⟨
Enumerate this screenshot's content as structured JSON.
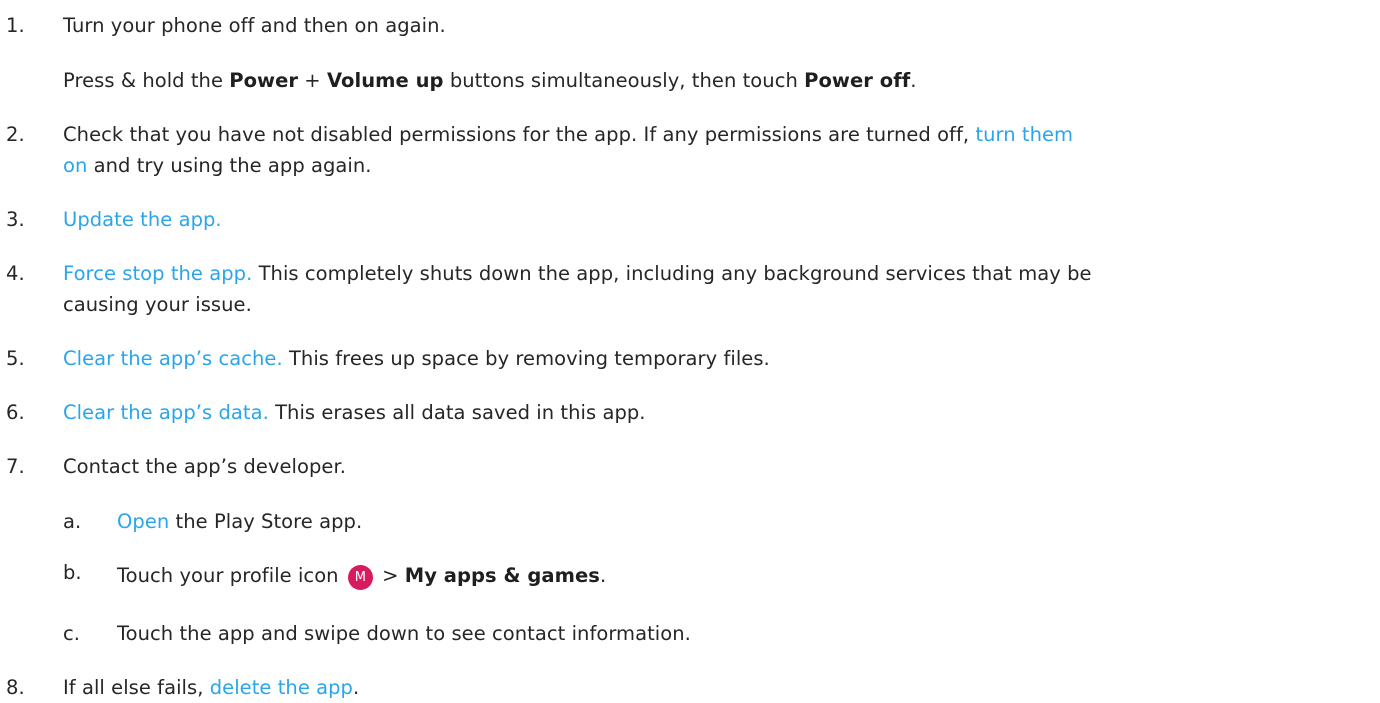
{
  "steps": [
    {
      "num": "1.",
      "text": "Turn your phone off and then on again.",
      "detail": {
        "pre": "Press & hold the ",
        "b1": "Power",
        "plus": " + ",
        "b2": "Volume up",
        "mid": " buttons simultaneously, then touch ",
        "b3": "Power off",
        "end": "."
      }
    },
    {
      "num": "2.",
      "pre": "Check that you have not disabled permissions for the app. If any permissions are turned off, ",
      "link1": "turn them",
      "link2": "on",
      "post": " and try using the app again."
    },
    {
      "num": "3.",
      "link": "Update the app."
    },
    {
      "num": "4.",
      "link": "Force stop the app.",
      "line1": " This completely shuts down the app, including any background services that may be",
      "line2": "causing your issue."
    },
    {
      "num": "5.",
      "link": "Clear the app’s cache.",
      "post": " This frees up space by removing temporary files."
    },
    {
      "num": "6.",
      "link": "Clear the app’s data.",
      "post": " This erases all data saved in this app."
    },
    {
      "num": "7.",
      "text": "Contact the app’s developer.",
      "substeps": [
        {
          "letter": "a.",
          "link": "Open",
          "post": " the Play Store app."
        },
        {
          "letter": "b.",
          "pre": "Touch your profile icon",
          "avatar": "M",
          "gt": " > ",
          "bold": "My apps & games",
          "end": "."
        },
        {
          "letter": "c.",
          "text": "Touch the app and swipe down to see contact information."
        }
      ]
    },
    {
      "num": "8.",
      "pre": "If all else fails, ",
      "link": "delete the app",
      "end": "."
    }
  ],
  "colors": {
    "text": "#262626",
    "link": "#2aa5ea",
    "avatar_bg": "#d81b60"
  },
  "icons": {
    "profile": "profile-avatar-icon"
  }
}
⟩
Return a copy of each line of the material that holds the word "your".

      "text": "Turn your phone off and then on again.",
      "line2": "causing your issue."
          "pre": "Touch your profile icon",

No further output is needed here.